- [TASK ITEM]:
Take every line from the material that has the word "DENTAL" in it.

- [WORKING DATA]:
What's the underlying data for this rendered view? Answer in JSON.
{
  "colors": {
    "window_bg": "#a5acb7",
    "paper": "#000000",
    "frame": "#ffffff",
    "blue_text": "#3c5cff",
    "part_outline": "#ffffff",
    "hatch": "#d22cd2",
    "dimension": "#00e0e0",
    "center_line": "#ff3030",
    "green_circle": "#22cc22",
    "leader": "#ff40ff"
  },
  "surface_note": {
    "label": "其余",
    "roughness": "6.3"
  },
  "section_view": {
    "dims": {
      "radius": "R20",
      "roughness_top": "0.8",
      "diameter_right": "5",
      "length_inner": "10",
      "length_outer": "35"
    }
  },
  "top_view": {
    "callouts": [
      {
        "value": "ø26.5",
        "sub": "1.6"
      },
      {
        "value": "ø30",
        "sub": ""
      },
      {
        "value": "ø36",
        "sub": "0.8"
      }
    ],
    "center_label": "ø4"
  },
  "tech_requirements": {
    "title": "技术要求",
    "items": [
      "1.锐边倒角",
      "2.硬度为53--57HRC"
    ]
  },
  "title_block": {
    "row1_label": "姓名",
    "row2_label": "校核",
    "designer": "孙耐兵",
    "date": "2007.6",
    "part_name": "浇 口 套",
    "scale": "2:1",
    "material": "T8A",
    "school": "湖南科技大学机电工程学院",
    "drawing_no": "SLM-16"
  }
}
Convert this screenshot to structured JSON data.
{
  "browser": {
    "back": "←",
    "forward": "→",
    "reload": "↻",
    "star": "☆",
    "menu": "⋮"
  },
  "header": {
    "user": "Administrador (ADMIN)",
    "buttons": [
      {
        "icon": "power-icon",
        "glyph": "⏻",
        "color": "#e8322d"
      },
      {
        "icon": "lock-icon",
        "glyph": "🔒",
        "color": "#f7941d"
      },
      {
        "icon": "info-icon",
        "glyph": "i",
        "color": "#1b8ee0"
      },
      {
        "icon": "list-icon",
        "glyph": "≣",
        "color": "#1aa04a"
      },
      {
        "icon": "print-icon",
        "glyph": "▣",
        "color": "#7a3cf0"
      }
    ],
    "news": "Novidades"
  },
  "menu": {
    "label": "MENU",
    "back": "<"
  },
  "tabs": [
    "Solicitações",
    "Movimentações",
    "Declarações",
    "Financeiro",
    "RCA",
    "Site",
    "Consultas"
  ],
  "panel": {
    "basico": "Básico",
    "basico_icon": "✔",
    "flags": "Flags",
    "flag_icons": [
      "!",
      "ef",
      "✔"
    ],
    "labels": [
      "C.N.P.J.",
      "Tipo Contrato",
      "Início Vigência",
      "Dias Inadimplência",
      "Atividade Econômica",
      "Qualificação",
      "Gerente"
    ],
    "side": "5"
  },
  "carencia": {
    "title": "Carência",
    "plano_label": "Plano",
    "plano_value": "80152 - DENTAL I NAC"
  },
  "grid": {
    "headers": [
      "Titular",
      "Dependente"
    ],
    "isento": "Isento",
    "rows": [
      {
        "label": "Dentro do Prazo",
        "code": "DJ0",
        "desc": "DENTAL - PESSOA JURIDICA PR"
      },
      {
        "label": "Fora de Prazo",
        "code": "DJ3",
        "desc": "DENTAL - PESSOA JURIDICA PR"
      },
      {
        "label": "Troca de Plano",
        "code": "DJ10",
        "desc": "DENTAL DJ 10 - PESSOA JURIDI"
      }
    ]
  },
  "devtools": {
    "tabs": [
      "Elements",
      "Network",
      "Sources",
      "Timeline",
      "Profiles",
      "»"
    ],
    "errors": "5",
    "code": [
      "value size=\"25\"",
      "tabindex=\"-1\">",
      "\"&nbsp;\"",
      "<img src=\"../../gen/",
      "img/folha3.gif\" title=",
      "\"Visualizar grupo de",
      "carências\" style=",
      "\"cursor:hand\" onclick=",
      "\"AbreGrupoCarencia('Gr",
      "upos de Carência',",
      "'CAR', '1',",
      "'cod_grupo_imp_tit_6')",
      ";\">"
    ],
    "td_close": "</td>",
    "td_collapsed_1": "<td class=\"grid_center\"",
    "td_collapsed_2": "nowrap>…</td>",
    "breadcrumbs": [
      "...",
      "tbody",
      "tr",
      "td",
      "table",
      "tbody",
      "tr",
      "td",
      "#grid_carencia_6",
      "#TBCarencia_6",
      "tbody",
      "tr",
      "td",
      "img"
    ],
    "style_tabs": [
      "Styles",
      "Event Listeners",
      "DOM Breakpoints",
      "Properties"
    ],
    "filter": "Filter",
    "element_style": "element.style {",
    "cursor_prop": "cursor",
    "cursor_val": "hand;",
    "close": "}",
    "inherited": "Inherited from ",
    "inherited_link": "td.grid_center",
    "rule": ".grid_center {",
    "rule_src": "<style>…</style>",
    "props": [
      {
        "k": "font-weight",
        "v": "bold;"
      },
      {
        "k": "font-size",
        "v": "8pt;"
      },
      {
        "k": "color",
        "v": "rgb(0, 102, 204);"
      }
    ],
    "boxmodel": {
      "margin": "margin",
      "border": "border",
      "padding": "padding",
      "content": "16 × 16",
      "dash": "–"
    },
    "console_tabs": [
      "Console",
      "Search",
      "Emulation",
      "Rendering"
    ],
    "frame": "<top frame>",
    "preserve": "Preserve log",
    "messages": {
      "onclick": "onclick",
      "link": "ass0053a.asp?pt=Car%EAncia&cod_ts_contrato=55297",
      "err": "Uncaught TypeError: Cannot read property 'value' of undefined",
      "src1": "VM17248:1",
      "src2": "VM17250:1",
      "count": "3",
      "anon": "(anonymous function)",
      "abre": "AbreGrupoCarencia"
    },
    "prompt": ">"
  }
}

- [REPLY TO THE EXERCISE]:
    "plano_value": "80152 - DENTAL I NAC"
        "desc": "DENTAL - PESSOA JURIDICA PR"
        "desc": "DENTAL - PESSOA JURIDICA PR"
        "desc": "DENTAL DJ 10 - PESSOA JURIDI"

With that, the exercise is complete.